Knowledge, understanding, and wisdom had been moving us from the welcome mat through the doorway, through the foyer, and into the living room, soon entirely transforming our living room. Our home is now filled with good conversations and thoughtful dialogues about the true, noble, good (Philippians 4:8), how to consider and love others (Philippians 2), and how to love the Lord (Matthew 22:37). These conversations manifest themselves as we cook, work, and wash; read, write, and measure; and sit, walk, and stand.
Starting Your Own Homeschool Journey?
Many of the things I thought I needed at the beginning of my homeschool journey proved not to be so necessary. Some concerns ended up being provided for in ways I could not have foreseen. And there were still other things that I had no idea I would need. All of these, like the manna in Scripture and the train ticket to Corrie ten Boom, were provided just when they were needed, and not a moment before.
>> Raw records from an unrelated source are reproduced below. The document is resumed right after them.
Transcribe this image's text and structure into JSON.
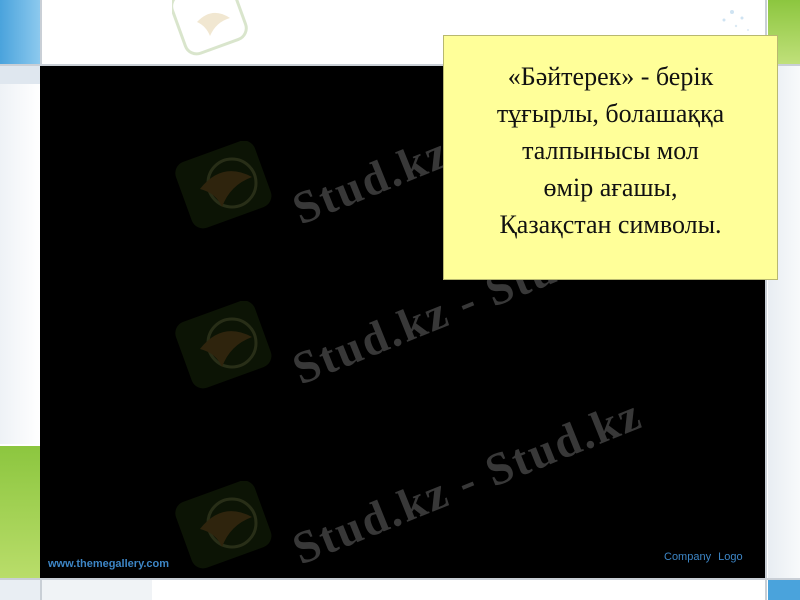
{
  "slide": {
    "callout_lines": [
      "«Бәйтерек» - берік",
      "тұғырлы, болашаққа",
      "талпынысы мол",
      "өмір ағашы,",
      "Қазақстан символы."
    ],
    "website": "www.themegallery.com",
    "company_logo": "Company  Logo"
  },
  "watermark": {
    "text": "Stud.kz - Stud.kz",
    "logo_icon": "hummingbird-logo-icon"
  },
  "colors": {
    "panel": "#000000",
    "callout_bg": "#ffff99",
    "footer_text": "#3d86c6",
    "left_accent_blue": "#4aa3dc",
    "left_accent_green": "#8cc63f"
  }
}
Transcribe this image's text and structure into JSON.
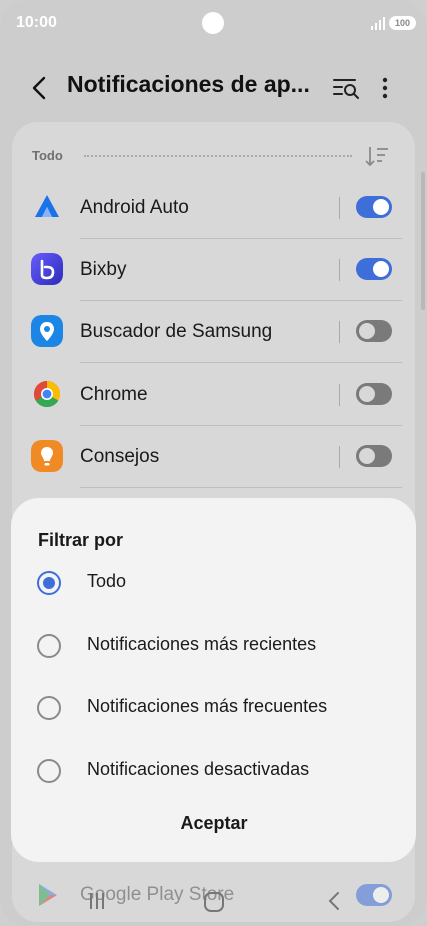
{
  "status_bar": {
    "time": "10:00",
    "battery": "100"
  },
  "header": {
    "title": "Notificaciones de ap...",
    "back_icon": "back-arrow-icon",
    "filter_icon": "filter-search-icon",
    "more_icon": "more-vertical-icon"
  },
  "list": {
    "section_label": "Todo",
    "sort_icon": "sort-icon",
    "apps": [
      {
        "label": "Android Auto",
        "icon": "android-auto-icon",
        "enabled": true,
        "color": "#1a73e8"
      },
      {
        "label": "Bixby",
        "icon": "bixby-icon",
        "enabled": true,
        "color": "#4b3ccf"
      },
      {
        "label": "Buscador de Samsung",
        "icon": "samsung-finder-icon",
        "enabled": false,
        "color": "#1c86e6"
      },
      {
        "label": "Chrome",
        "icon": "chrome-icon",
        "enabled": false,
        "color": "#e04a3b"
      },
      {
        "label": "Consejos",
        "icon": "tips-icon",
        "enabled": false,
        "color": "#f08a24"
      }
    ],
    "peek_app": {
      "label": "Google Play Store",
      "icon": "play-store-icon",
      "enabled": true
    }
  },
  "sheet": {
    "title": "Filtrar por",
    "options": [
      {
        "label": "Todo",
        "checked": true
      },
      {
        "label": "Notificaciones más recientes",
        "checked": false
      },
      {
        "label": "Notificaciones más frecuentes",
        "checked": false
      },
      {
        "label": "Notificaciones desactivadas",
        "checked": false
      }
    ],
    "accept_label": "Aceptar"
  },
  "colors": {
    "accent": "#3e6fd8",
    "sheet_bg": "#f3f3f4",
    "backdrop": "#cdcdcd"
  },
  "nav": {
    "recents_icon": "recents-icon",
    "home_icon": "home-icon",
    "back_icon": "nav-back-icon"
  }
}
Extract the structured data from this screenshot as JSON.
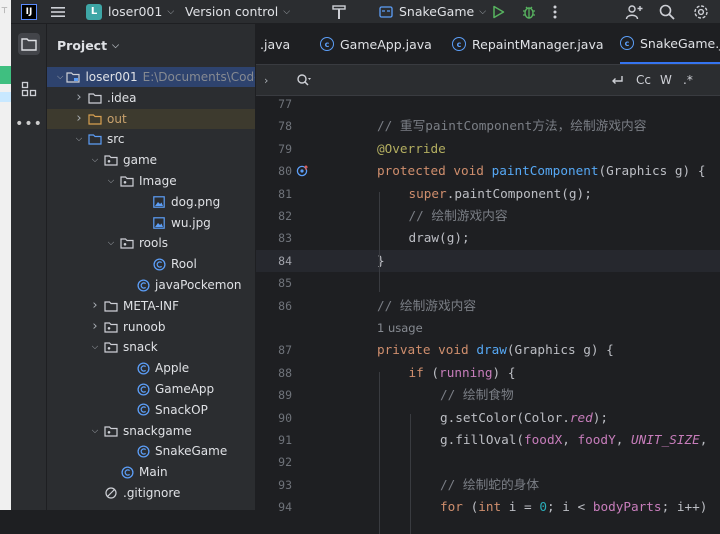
{
  "titlebar": {
    "project_badge": "L",
    "project_name": "loser001",
    "vcs": "Version control",
    "run_config": "SnakeGame"
  },
  "project_panel": {
    "title": "Project",
    "tree": [
      {
        "label": "loser001",
        "path": "E:\\Documents\\Code",
        "icon": "module-icon",
        "arrow": "down",
        "level": 0,
        "selected": true
      },
      {
        "label": ".idea",
        "icon": "folder-icon",
        "arrow": "right",
        "level": 1
      },
      {
        "label": "out",
        "icon": "excluded-folder-icon",
        "arrow": "right",
        "level": 1,
        "excluded": true
      },
      {
        "label": "src",
        "icon": "source-folder-icon",
        "arrow": "down",
        "level": 1
      },
      {
        "label": "game",
        "icon": "package-icon",
        "arrow": "down",
        "level": 2
      },
      {
        "label": "Image",
        "icon": "package-icon",
        "arrow": "down",
        "level": 3
      },
      {
        "label": "dog.png",
        "icon": "image-file-icon",
        "level": 5
      },
      {
        "label": "wu.jpg",
        "icon": "image-file-icon",
        "level": 5
      },
      {
        "label": "rools",
        "icon": "package-icon",
        "arrow": "down",
        "level": 3
      },
      {
        "label": "Rool",
        "icon": "class-icon",
        "level": 5
      },
      {
        "label": "javaPockemon",
        "icon": "class-icon",
        "level": 4
      },
      {
        "label": "META-INF",
        "icon": "folder-icon",
        "arrow": "right",
        "level": 2
      },
      {
        "label": "runoob",
        "icon": "package-icon",
        "arrow": "right",
        "level": 2
      },
      {
        "label": "snack",
        "icon": "package-icon",
        "arrow": "down",
        "level": 2
      },
      {
        "label": "Apple",
        "icon": "class-icon",
        "level": 4
      },
      {
        "label": "GameApp",
        "icon": "class-icon",
        "level": 4
      },
      {
        "label": "SnackOP",
        "icon": "class-icon",
        "level": 4
      },
      {
        "label": "snackgame",
        "icon": "package-icon",
        "arrow": "down",
        "level": 2
      },
      {
        "label": "SnakeGame",
        "icon": "class-icon",
        "level": 4
      },
      {
        "label": "Main",
        "icon": "class-icon",
        "level": 3
      },
      {
        "label": ".gitignore",
        "icon": "ignore-file-icon",
        "level": 2
      }
    ]
  },
  "editor": {
    "tabs": [
      {
        "label": ".java",
        "icon": null,
        "active": false
      },
      {
        "label": "GameApp.java",
        "icon": "java-class-icon",
        "active": false
      },
      {
        "label": "RepaintManager.java",
        "icon": "java-class-icon",
        "active": false
      },
      {
        "label": "SnakeGame.java",
        "icon": "java-class-icon",
        "active": true
      }
    ],
    "find": {
      "match_case": "Cc",
      "words": "W",
      "regex": ".*"
    },
    "current_line": "84",
    "usage_hint": "1 usage",
    "lines": [
      {
        "n": "77",
        "parts": []
      },
      {
        "n": "78",
        "parts": [
          {
            "t": "// 重写paintComponent方法，绘制游戏内容",
            "c": "cm"
          }
        ],
        "indent": 1
      },
      {
        "n": "79",
        "parts": [
          {
            "t": "@Override",
            "c": "an"
          }
        ],
        "indent": 1
      },
      {
        "n": "80",
        "parts": [
          {
            "t": "protected void ",
            "c": "kw"
          },
          {
            "t": "paintComponent",
            "c": "fn"
          },
          {
            "t": "(Graphics g) {",
            "c": ""
          }
        ],
        "indent": 1
      },
      {
        "n": "81",
        "parts": [
          {
            "t": "super",
            "c": "kw"
          },
          {
            "t": ".paintComponent(g);",
            "c": ""
          }
        ],
        "indent": 2
      },
      {
        "n": "82",
        "parts": [
          {
            "t": "// 绘制游戏内容",
            "c": "cm"
          }
        ],
        "indent": 2
      },
      {
        "n": "83",
        "parts": [
          {
            "t": "draw(g);",
            "c": ""
          }
        ],
        "indent": 2
      },
      {
        "n": "84",
        "parts": [
          {
            "t": "}",
            "c": ""
          }
        ],
        "indent": 1
      },
      {
        "n": "85",
        "parts": []
      },
      {
        "n": "86",
        "parts": [
          {
            "t": "// 绘制游戏内容",
            "c": "cm"
          }
        ],
        "indent": 1
      },
      {
        "n": "87",
        "parts": [
          {
            "t": "private void ",
            "c": "kw"
          },
          {
            "t": "draw",
            "c": "fn"
          },
          {
            "t": "(Graphics g) {",
            "c": ""
          }
        ],
        "indent": 1
      },
      {
        "n": "88",
        "parts": [
          {
            "t": "if ",
            "c": "kw"
          },
          {
            "t": "(",
            "c": ""
          },
          {
            "t": "running",
            "c": "fld"
          },
          {
            "t": ") {",
            "c": ""
          }
        ],
        "indent": 2
      },
      {
        "n": "89",
        "parts": [
          {
            "t": "// 绘制食物",
            "c": "cm"
          }
        ],
        "indent": 3
      },
      {
        "n": "90",
        "parts": [
          {
            "t": "g.setColor(Color.",
            "c": ""
          },
          {
            "t": "red",
            "c": "itf"
          },
          {
            "t": ");",
            "c": ""
          }
        ],
        "indent": 3
      },
      {
        "n": "91",
        "parts": [
          {
            "t": "g.fillOval(",
            "c": ""
          },
          {
            "t": "foodX",
            "c": "fld"
          },
          {
            "t": ", ",
            "c": ""
          },
          {
            "t": "foodY",
            "c": "fld"
          },
          {
            "t": ", ",
            "c": ""
          },
          {
            "t": "UNIT_SIZE",
            "c": "itf"
          },
          {
            "t": ",",
            "c": ""
          }
        ],
        "indent": 3
      },
      {
        "n": "92",
        "parts": []
      },
      {
        "n": "93",
        "parts": [
          {
            "t": "// 绘制蛇的身体",
            "c": "cm"
          }
        ],
        "indent": 3
      },
      {
        "n": "94",
        "parts": [
          {
            "t": "for ",
            "c": "kw"
          },
          {
            "t": "(",
            "c": ""
          },
          {
            "t": "int ",
            "c": "kw"
          },
          {
            "t": "i = ",
            "c": ""
          },
          {
            "t": "0",
            "c": "num"
          },
          {
            "t": "; i < ",
            "c": ""
          },
          {
            "t": "bodyParts",
            "c": "fld"
          },
          {
            "t": "; i++)",
            "c": ""
          }
        ],
        "indent": 3
      }
    ]
  }
}
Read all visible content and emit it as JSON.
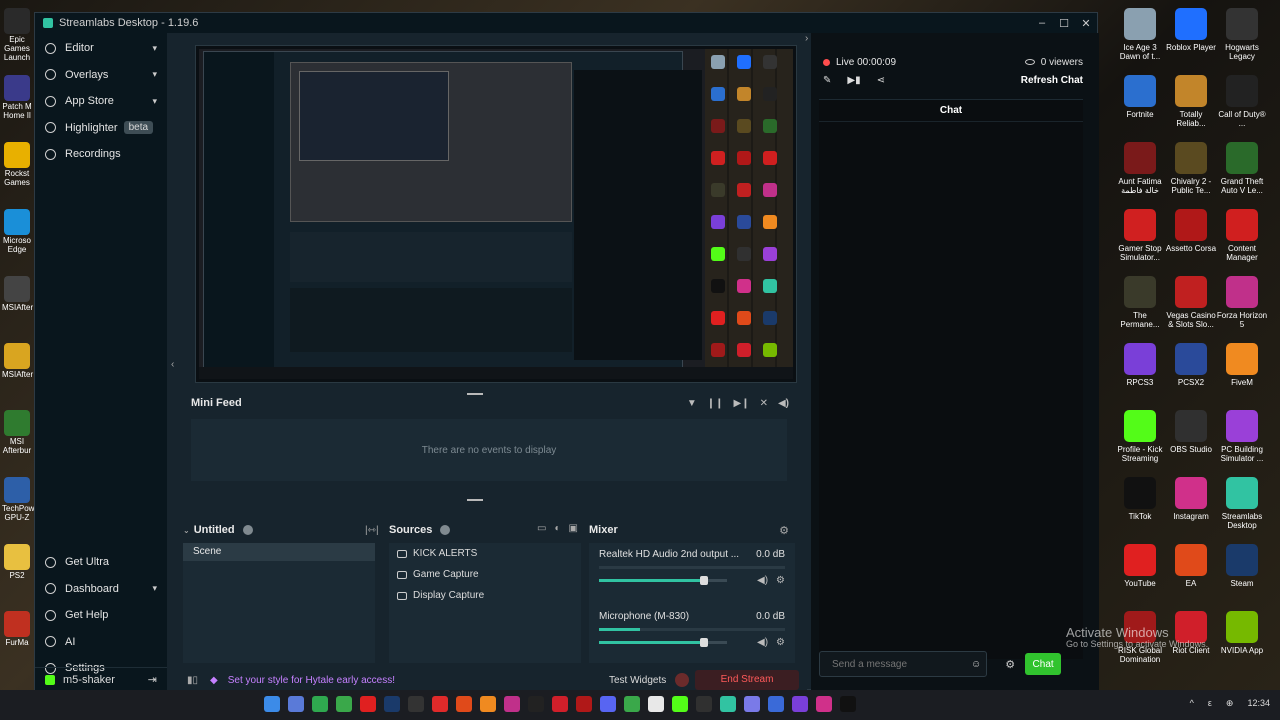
{
  "window": {
    "title": "Streamlabs Desktop - 1.19.6",
    "controls": [
      "–",
      "☐",
      "✕"
    ]
  },
  "sidebar": {
    "items": [
      {
        "label": "Editor",
        "icon": "editor-icon",
        "has_chevron": true
      },
      {
        "label": "Overlays",
        "icon": "overlays-icon",
        "has_chevron": true
      },
      {
        "label": "App Store",
        "icon": "app-store-icon",
        "has_chevron": true
      },
      {
        "label": "Highlighter",
        "icon": "highlighter-icon",
        "badge": "beta"
      },
      {
        "label": "Recordings",
        "icon": "recordings-icon"
      }
    ],
    "bottom_items": [
      {
        "label": "Get Ultra",
        "icon": "ultra-icon"
      },
      {
        "label": "Dashboard",
        "icon": "dashboard-icon",
        "has_chevron": true
      },
      {
        "label": "Get Help",
        "icon": "help-icon"
      },
      {
        "label": "AI",
        "icon": "ai-icon"
      },
      {
        "label": "Settings",
        "icon": "gear-icon"
      }
    ],
    "user": "m5-shaker"
  },
  "minifeed": {
    "title": "Mini Feed",
    "empty_text": "There are no events to display"
  },
  "scenes": {
    "title": "Untitled",
    "items": [
      "Scene"
    ]
  },
  "sources": {
    "title": "Sources",
    "items": [
      "KICK ALERTS",
      "Game Capture",
      "Display Capture"
    ]
  },
  "mixer": {
    "title": "Mixer",
    "channels": [
      {
        "name": "Realtek HD Audio 2nd output ...",
        "db": "0.0 dB",
        "level": 0.0,
        "volume": 0.82
      },
      {
        "name": "Microphone (M-830)",
        "db": "0.0 dB",
        "level": 0.22,
        "volume": 0.82
      }
    ]
  },
  "footer": {
    "promo": "Set your style for Hytale early access!",
    "test_widgets": "Test Widgets",
    "end_stream": "End Stream"
  },
  "chat_panel": {
    "live": "Live 00:00:09",
    "viewers": "0 viewers",
    "refresh": "Refresh Chat",
    "chat_title": "Chat",
    "input_placeholder": "Send a message",
    "send_label": "Chat"
  },
  "watermark": {
    "title": "Activate Windows",
    "subtitle": "Go to Settings to activate Windows."
  },
  "desktop_left": [
    {
      "label": "Epic Games Launch",
      "color": "#2a2a2a"
    },
    {
      "label": "Patch M Home Il",
      "color": "#3a3a8a"
    },
    {
      "label": "Rockst Games",
      "color": "#e8b000"
    },
    {
      "label": "Microso Edge",
      "color": "#1a8fd8"
    },
    {
      "label": "MSIAfter",
      "color": "#444"
    },
    {
      "label": "MSIAfter",
      "color": "#d9a520"
    },
    {
      "label": "MSI Afterbur",
      "color": "#2f7b2f"
    },
    {
      "label": "TechPow GPU-Z",
      "color": "#2d5fa8"
    },
    {
      "label": "PS2",
      "color": "#e8c040"
    },
    {
      "label": "FurMa",
      "color": "#c03020"
    }
  ],
  "desktop_right": [
    {
      "label": "Ice Age 3 Dawn of t...",
      "color": "#8aa0b0"
    },
    {
      "label": "Roblox Player",
      "color": "#1f6fff"
    },
    {
      "label": "Hogwarts Legacy",
      "color": "#333"
    },
    {
      "label": "Fortnite",
      "color": "#2b6fcf"
    },
    {
      "label": "Totally Reliab...",
      "color": "#c2852a"
    },
    {
      "label": "Call of Duty® ...",
      "color": "#222"
    },
    {
      "label": "Aunt Fatima خالة فاطمة",
      "color": "#7a1a1a"
    },
    {
      "label": "Chivalry 2 - Public Te...",
      "color": "#5a4a20"
    },
    {
      "label": "Grand Theft Auto V Le...",
      "color": "#2a6a2a"
    },
    {
      "label": "Gamer Stop Simulator...",
      "color": "#d02020"
    },
    {
      "label": "Assetto Corsa",
      "color": "#b01818"
    },
    {
      "label": "Content Manager",
      "color": "#d01f1f"
    },
    {
      "label": "The Permane...",
      "color": "#3a3a2a"
    },
    {
      "label": "Vegas Casino & Slots Slo...",
      "color": "#c02020"
    },
    {
      "label": "Forza Horizon 5",
      "color": "#c0308a"
    },
    {
      "label": "RPCS3",
      "color": "#7a3fd8"
    },
    {
      "label": "PCSX2",
      "color": "#2a4a9a"
    },
    {
      "label": "FiveM",
      "color": "#f08a20"
    },
    {
      "label": "Profile - Kick Streaming",
      "color": "#53fc18"
    },
    {
      "label": "OBS Studio",
      "color": "#303030"
    },
    {
      "label": "PC Building Simulator ...",
      "color": "#9a40d8"
    },
    {
      "label": "TikTok",
      "color": "#111"
    },
    {
      "label": "Instagram",
      "color": "#d0308a"
    },
    {
      "label": "Streamlabs Desktop",
      "color": "#31c3a2"
    },
    {
      "label": "YouTube",
      "color": "#e02020"
    },
    {
      "label": "EA",
      "color": "#e04a1a"
    },
    {
      "label": "Steam",
      "color": "#1a3a6a"
    },
    {
      "label": "RISK Global Domination",
      "color": "#a01a1a"
    },
    {
      "label": "Riot Client",
      "color": "#d01f2a"
    },
    {
      "label": "NVIDIA App",
      "color": "#76b900"
    }
  ],
  "taskbar": {
    "icons": [
      "windows-icon",
      "explorer-icon",
      "terminal-icon",
      "xbox-icon",
      "youtube-icon",
      "steam-icon",
      "next-icon",
      "app-icon",
      "ea-icon",
      "fivem-icon",
      "forza-icon",
      "epic-icon",
      "riot-icon",
      "assetto-icon",
      "discord-icon",
      "xbox-app-icon",
      "chrome-icon",
      "kick-icon",
      "obs-icon",
      "streamlabs-icon",
      "gamepad-icon",
      "vpn-icon",
      "rpcs3-icon",
      "instagram-icon",
      "tiktok-icon"
    ],
    "colors": [
      "#3c8be8",
      "#5a7ad8",
      "#2fa84f",
      "#3aa84a",
      "#e02020",
      "#1a3a6a",
      "#333",
      "#e02a2a",
      "#e04a1a",
      "#f08a20",
      "#c0308a",
      "#222",
      "#d01f2a",
      "#b01818",
      "#5865f2",
      "#3aa84a",
      "#e8e8e8",
      "#53fc18",
      "#303030",
      "#31c3a2",
      "#7a7ae8",
      "#3a6ad8",
      "#7a3fd8",
      "#d0308a",
      "#111"
    ],
    "tray": [
      "^",
      "ε",
      "⊕",
      "12:34"
    ]
  }
}
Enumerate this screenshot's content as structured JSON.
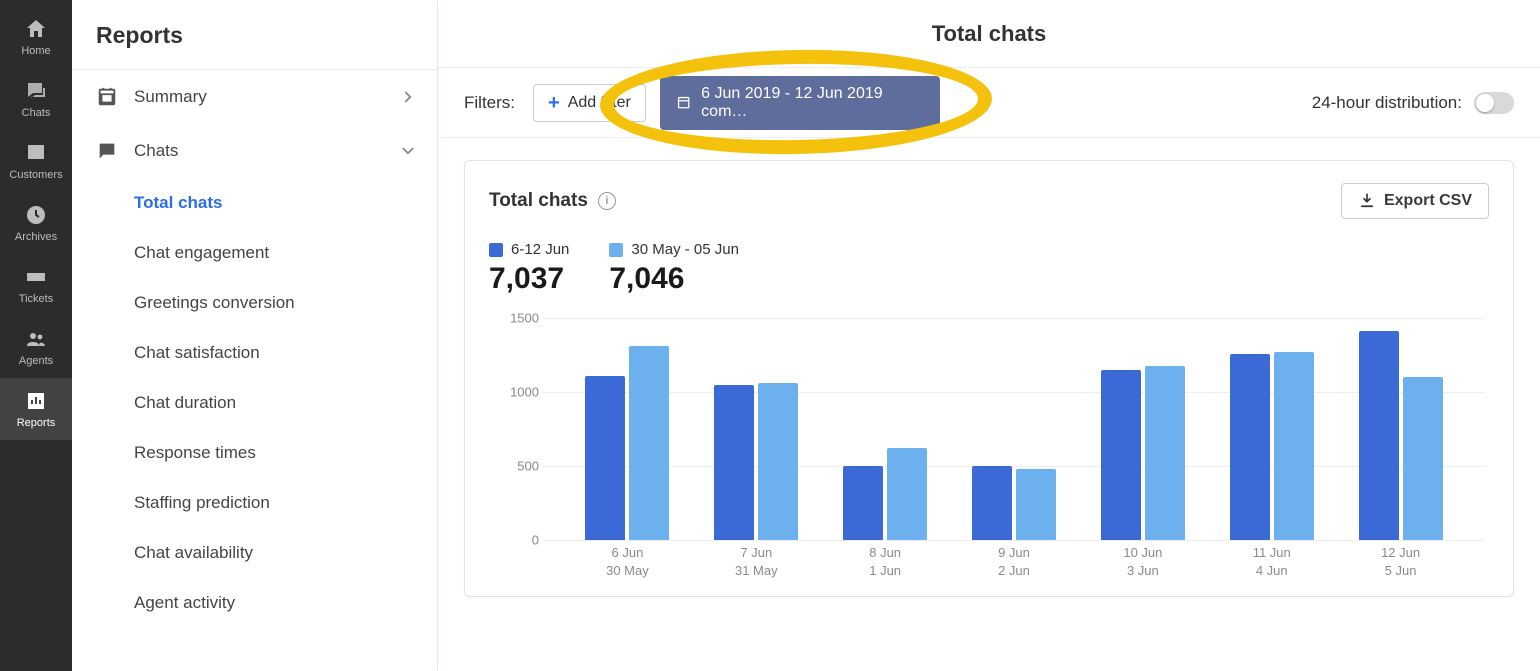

“Now unto him that is able to do exceeding abundantly above all that we ask or think, according to the power that worketh in us, unto him be glory in the church by Christ Jesus throughout all ages, world without end. Amen.”Ephesians 3:20–21
Are you new to the homeschool journey? Do you have young children? Then begin. Enter in. Some of the best preparation you have for your most pressing questions about high school is hidden in learning, growing, and maybe even tutoring a community, as you walk alongside your children.
Click here to learn more about how Classical Conversations® can help you homeschool by providing community, curriculum, and hands-on training.
This post was adapted from the original article “Beginning to Homeschool” by Heather Shirley, a homeschool mom, Challenge Director, and Chief Academic Advisor of Classical Conversations.